WHAT YOU WILL DO: Look through the listing below and report the lines that have the word "this" in them.

BEGIN DATA TO PROCESS

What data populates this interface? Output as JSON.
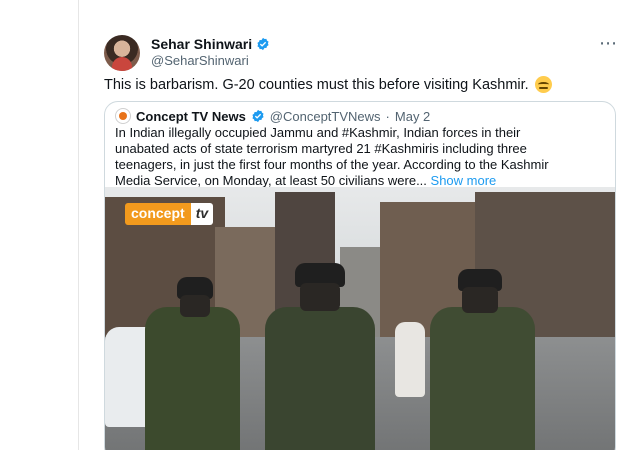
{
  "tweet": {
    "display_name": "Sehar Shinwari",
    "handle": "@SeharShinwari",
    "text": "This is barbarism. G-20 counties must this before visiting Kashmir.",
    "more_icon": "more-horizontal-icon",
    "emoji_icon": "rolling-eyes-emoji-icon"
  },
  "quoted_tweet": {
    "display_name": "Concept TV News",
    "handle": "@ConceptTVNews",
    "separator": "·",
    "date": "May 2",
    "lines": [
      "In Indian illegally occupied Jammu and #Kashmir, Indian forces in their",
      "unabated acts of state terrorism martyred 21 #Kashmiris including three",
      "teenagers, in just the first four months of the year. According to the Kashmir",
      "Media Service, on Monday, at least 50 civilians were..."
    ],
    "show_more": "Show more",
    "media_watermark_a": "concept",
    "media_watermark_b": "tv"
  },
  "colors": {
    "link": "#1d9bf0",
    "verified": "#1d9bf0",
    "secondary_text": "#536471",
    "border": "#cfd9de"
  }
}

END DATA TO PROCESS

TASK RESULT:
What data populates this interface? Output as JSON.
    "text": "This is barbarism. G-20 counties must this before visiting Kashmir.",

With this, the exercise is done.